Tuesday, 17 March 2015


Walked the length of the Strood seawall with Andy Field on Monday 16th.
The most obvious birds were the large numbers of brent geese feeding in the fields. Here  the flock of 2000 geese seemed to have stripped the field down to hardly any crop at all. The bird scaring gas-gun in the background hasn't been working recently and the geese have almost eaten the winter wheat underneath the scarer itself.

Amongst the brent geese was one of the black brants, just visible in the photo above on the left hand side facing left and showing a whiter flank.

Earlier in the walk the geese were spooked off the fields by a passing sparrowhawk which drifted over the flock having crossed the channel from Ray Island. The black brant had been found in the flock and then again picked out on the Strood channel, pictured here on the left alongside a dark-bellied brent goose on the right.
Also seen in the flock was a brent goose with lots of white in the wings, very easy to pick out in flight and there was also a goose with a speckled grey head.

The female kingfisher was back on the section of dyke where it was seen on Friday, both at the start of the today's walk and despite flying to the far side of the field, was back here an hour later. It stayed around long enough for a few pictures to be taken of it before it flew over the seawall and sped low along the Strood channel.

The only waders of interest along the main channel were 50+ knot, 30 black-tailed godwit with 5 bar-tailed godwits near the Dabchicks. A spotted redshank called briefly but couldn't be located along the channel. A red-breasted merganser was seen flying amongst the moorings from the Hard.

Later on Monday a green sandpiper and a Mediterranean gull were seen at Coopers Beach by Andy.

On a cold Sunday 15th I joined Andy on the seawall near Shop Lane to help carry out the monthly harrier roost count for Langenhoe. We watched eleven marsh harriers gather at Langenhoe Point at dusk but there was no sign of any hen harrier coming to roost.

There was the nice sight for Andy of a short-eared owl seen hunting over Langenhoe mid afternoon, the first one reported here for about three months. Also seen were ten red-breasted mergansers along the Pyefleet and 2000 brent geese heading off Reeveshall at dusk.

1 comment:

Yorkshire Pudding said...

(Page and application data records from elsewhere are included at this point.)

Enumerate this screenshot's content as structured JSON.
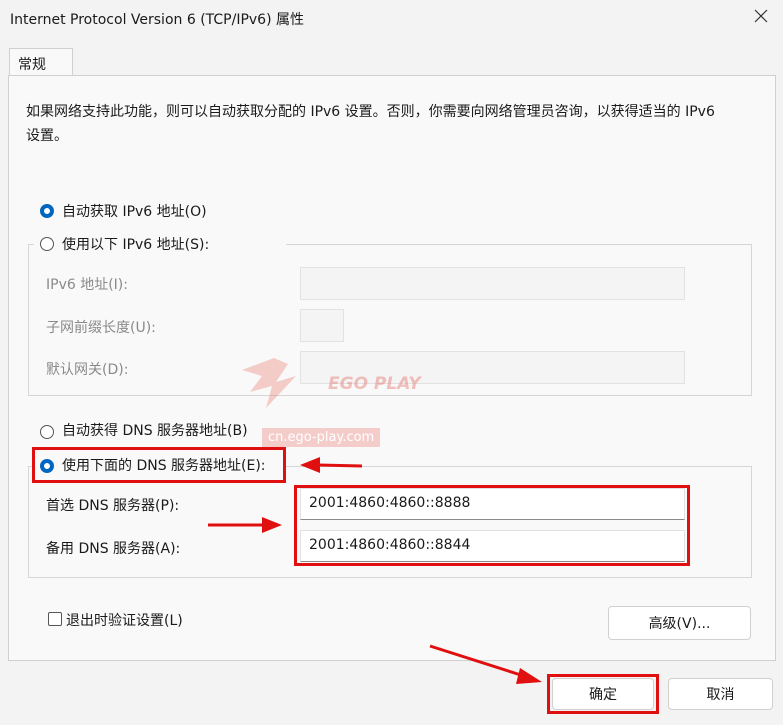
{
  "window": {
    "title": "Internet Protocol Version 6 (TCP/IPv6) 属性"
  },
  "tabs": {
    "general": "常规"
  },
  "description": "如果网络支持此功能，则可以自动获取分配的 IPv6 设置。否则，你需要向网络管理员咨询，以获得适当的 IPv6 设置。",
  "ip": {
    "auto_label": "自动获取 IPv6 地址(O)",
    "manual_label": "使用以下 IPv6 地址(S):",
    "address_label": "IPv6 地址(I):",
    "prefix_label": "子网前缀长度(U):",
    "gateway_label": "默认网关(D):",
    "address_value": "",
    "prefix_value": "",
    "gateway_value": ""
  },
  "dns": {
    "auto_label": "自动获得 DNS 服务器地址(B)",
    "manual_label": "使用下面的 DNS 服务器地址(E):",
    "preferred_label": "首选 DNS 服务器(P):",
    "alternate_label": "备用 DNS 服务器(A):",
    "preferred_value": "2001:4860:4860::8888",
    "alternate_value": "2001:4860:4860::8844"
  },
  "validate_on_exit": "退出时验证设置(L)",
  "buttons": {
    "advanced": "高级(V)...",
    "ok": "确定",
    "cancel": "取消"
  },
  "watermark": {
    "brand": "EGO PLAY",
    "url": "cn.ego-play.com"
  },
  "colors": {
    "accent": "#0067c0",
    "highlight": "#e01010"
  }
}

Very interesting blog Dougal. I was on Mersea this last week and twice spotted a large flock of brent geese feeding in the field that lies between East Mersea car park and Mersea Stone. Something spooked them on the first day and they all flew off. Tell me, do brent geese ever fly in a V-shaped skein as I think I saw a flock of them flying over West Mersea Beach on Wednesday evening though it could I suppose have been a different type of goose.